Thursday, December 1, 2011

The Painful High Road

In the late 1990s, Cysive was a foundation client.  We played a lead role in building the company’s reputation, investing thousands of dollars in time each month above their retainer fee.

The company rode the dot com wave and was on a path to raise millions in the public markets.  All of our investment and loyalty was going to pay off in a six figure account for Strategic Communications Group (Strategic) 

Or so I thought.  They hired a new hotshot VP, Marketing out of Intel who then proceeded to fire us for one of the big brand name communications firms.

When the Marketing VP phoned me to strike our death blow the final insult was his decision to have the new firm manage a press interview I had been working on for six months.

My response, “If you guys mess this up I am going to be f--king pissed.”

As soon as the words slipped from my mouth I knew the relationship between Cysive and Strategic was forever shot.  My response was emotional, unprofessional and immature.

Which brings me to a blog post recently published on a government-oriented social network called MeriTalk.  Entitled “The Sting," author Steve O’Keeffe of communications consultancy O’Keeffe & Company relates a sad and frustrating tale of his company’s soured business relationship with a partner on a key government contract.

Steve O'Keeffe - jilted partner
There’s no way I can verify O’Keeffe’s presentation of the events portrayed in the post.  If it is true, his company was certainly mistreated.  

Yet, his decision to openly call out another company in a social environment – which he justifies with his belief in transparency – is misguided.  Why?

For starters, O’Keeffe’s post may be perceived by many as merely the rants of a spoiled child.  Although penning this article probably felt good at the time (as did my dropping the f-bomb on Cysive), the impression he has created is inconsistent with the premium brand he has worked so hard to build for his firm.

Second, O’Keeffe is inappropriately using his position of influence and authority as a top flight business leader and content publisher.  In an Email to the CEO of his company’s now former partner, O’Keeffe subtly delivers a threat which he has now made good on:

“I am frequent contributor to newspapers and magazines – and generate a weekly blog which goes out to 85,000 in the government and contractor community.”

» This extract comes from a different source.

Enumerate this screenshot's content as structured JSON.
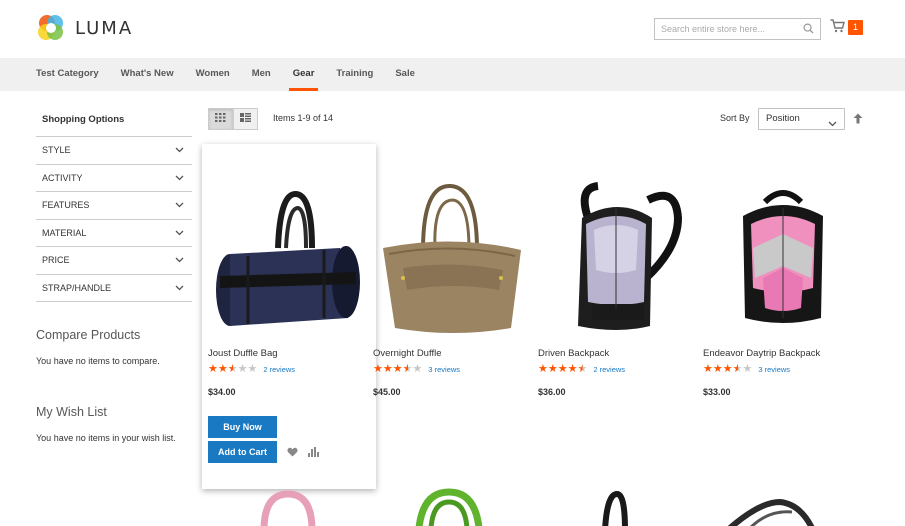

And finally (and perhaps most important), this post potentially damages his firm’s ability to identify teaming partners for future business opportunities.  Things sometimes sour in a relationship.  Would you want to hit a tough stretch with O’Keeffe as your partner?

As a business owner, I know that it can be painfully excruciating to remain on the high road.  It is important to do so though, especially when it comes to participation in social media.   


Disclosure:  My firm has competed for business against O'Keeffe & Company.  I've met Steve several times, yet we have no meaningful relationship or connection.  


Anonymous said...

Interesting that the blog post you reference isn't there any more. I would have liked to have read the story from his point of view.

Like you, I'm all for transparency, but I agree that there's some topics that are best not covered in public. Perhaps Steve O'Keeffe thought better of his airing of grievances?

Marc Hausman said...

It looks that way, Mark.

Indeed...Steve pulled his blog post off of MeriTalk, as well as Govloop. So much for transparency.